» **To do**: Lines that contain the string "Härte" are the ones to list; copy all of them from the records.

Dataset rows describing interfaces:
- Opening Delimiter -

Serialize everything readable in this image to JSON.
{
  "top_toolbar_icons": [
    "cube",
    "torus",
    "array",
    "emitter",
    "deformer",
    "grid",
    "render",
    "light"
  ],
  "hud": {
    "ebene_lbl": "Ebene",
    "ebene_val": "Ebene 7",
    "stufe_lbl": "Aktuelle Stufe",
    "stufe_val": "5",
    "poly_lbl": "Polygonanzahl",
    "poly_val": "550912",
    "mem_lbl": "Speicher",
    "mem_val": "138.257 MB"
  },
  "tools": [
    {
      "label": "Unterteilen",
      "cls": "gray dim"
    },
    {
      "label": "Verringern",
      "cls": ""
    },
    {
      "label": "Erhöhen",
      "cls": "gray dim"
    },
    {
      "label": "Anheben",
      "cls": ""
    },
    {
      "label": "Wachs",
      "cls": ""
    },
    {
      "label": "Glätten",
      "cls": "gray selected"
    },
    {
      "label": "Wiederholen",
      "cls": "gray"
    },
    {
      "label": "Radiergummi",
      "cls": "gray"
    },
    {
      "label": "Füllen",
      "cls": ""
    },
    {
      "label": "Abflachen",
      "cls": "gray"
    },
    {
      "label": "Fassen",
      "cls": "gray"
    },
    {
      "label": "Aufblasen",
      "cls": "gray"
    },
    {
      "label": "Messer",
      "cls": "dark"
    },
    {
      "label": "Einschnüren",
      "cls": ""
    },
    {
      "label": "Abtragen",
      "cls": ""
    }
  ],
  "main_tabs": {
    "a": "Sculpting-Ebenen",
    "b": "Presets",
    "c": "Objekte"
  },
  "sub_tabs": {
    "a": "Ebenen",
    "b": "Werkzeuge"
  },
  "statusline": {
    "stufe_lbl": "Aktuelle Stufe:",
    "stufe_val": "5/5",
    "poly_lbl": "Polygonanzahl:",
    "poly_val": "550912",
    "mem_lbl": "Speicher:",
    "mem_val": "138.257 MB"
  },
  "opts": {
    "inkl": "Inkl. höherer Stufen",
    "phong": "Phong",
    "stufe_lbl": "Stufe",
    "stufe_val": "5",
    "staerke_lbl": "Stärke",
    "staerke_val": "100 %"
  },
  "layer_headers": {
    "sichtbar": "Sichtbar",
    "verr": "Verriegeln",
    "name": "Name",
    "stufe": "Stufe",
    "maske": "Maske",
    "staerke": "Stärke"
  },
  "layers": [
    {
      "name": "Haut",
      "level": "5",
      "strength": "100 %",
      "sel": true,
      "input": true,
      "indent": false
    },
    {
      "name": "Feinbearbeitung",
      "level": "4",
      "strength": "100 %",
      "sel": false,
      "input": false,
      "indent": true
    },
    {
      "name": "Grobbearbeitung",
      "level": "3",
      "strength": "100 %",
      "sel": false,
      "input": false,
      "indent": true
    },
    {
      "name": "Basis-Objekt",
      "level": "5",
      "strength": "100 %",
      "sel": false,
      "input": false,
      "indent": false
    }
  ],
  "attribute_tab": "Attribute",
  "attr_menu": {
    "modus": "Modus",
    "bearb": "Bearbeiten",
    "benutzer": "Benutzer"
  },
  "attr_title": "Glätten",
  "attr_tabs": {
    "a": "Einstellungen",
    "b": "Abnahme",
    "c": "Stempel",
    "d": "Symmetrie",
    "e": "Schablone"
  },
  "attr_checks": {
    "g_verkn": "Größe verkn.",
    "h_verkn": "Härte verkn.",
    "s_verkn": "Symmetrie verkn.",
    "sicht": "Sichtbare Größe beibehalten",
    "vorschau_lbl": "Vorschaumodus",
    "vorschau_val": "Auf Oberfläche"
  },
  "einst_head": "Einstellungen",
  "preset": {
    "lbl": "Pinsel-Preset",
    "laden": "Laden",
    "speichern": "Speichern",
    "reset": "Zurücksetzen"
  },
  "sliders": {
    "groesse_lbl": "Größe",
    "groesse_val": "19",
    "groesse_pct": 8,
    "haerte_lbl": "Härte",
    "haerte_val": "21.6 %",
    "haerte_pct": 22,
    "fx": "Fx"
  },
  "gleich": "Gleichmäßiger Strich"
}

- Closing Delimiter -

» **Exercise answer**:
    "h_verkn": "Härte verkn.",
    "haerte_lbl": "Härte",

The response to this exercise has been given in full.